The Department of Computer Science is part of the Swenson College of Science and Engineering at the University of Minnesota Duluth, a campus of the University of Minnesota system. The Department was established in 1986. It offers programs leading to the Bachelor of Science and Master of Science degrees in Computer Science and the Bachelor of Science degree in Computer Information Systems. The mission of the Department of Computer Science is four-fold:
Part 8. Resources
As instructor, I shall make every attempt to treat all students equally, without regard to race, religion, color, sex, handicap, age, veteran status, or sexual orientation. I encourage you to talk to me about your concerns of equal opportunity in the classroom. To inquire further about the University's policy on equal opportunity log on to the OEO website.
It is the policy and practice of the University of Minnesota Duluth to create inclusive learning environments for all students, including students with disabilities. If there are aspects of this course that result in barriers to your inclusion or your ability to meet course requirements – such as time limited exams, inaccessible web content, or the use of non-captioned videos – please notify the instructor as soon as possible. You are also encouraged to contact the Office of Disability Resources to discuss and arrange reasonable accommodations. Please call 218-726-6130 or visit the Disability Resources website for more information.
The Tutoring Center is located in the Learning Commons on the second floor of the Library. It offers one-on-one interaction with peers, in a non-intimidating atmosphere, as a compliment to your instructional foundation. Tutoring services are: Free /confidential / walk-in A representative from the Tutoring Center may visit class during the second or third week to explain the service and distribute office hours. You can log onto the UMD tutoring center website.

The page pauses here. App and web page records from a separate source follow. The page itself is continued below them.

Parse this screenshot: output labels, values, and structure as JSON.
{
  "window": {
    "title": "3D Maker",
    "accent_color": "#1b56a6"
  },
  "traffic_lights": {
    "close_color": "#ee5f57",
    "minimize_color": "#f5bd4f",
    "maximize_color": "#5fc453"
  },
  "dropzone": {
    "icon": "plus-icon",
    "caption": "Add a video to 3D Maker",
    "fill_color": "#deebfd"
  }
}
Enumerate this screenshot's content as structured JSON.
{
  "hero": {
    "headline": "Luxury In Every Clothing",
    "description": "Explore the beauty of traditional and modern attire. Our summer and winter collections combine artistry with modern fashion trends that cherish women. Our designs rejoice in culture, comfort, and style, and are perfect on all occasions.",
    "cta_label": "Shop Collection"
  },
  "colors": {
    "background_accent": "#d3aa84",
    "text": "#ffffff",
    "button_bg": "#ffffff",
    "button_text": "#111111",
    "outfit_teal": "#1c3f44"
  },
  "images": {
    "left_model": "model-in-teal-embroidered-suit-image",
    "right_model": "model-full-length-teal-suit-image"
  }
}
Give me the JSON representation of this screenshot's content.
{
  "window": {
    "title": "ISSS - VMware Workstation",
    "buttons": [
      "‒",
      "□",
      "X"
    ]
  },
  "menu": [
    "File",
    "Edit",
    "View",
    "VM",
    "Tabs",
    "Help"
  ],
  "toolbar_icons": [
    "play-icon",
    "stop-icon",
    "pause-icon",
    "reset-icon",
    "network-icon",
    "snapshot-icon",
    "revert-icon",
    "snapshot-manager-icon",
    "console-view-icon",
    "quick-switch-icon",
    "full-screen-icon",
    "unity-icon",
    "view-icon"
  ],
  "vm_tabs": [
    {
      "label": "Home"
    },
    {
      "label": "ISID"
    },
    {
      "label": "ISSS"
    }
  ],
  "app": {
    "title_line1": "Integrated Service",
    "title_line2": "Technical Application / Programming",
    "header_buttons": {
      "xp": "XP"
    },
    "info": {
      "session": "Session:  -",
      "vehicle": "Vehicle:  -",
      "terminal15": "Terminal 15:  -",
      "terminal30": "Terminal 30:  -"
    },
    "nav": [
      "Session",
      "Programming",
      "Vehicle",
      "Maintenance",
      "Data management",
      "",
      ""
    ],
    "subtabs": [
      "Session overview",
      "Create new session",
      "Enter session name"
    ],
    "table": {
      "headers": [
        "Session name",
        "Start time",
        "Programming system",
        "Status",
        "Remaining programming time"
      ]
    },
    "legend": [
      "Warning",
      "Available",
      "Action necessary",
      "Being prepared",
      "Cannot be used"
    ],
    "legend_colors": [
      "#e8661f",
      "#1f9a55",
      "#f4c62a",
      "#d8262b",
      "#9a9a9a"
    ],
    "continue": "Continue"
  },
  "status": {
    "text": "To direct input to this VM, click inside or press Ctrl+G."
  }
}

The UMD Library maintains an extensive collection of materials through their online collection. This includes many electronic works related to topics covered in this class. Entire electronic versions of many books (although not your course textbook) are accessible through the UMD link to Safari Books Online. These, and other materials, can be accessed on the UMD Library website.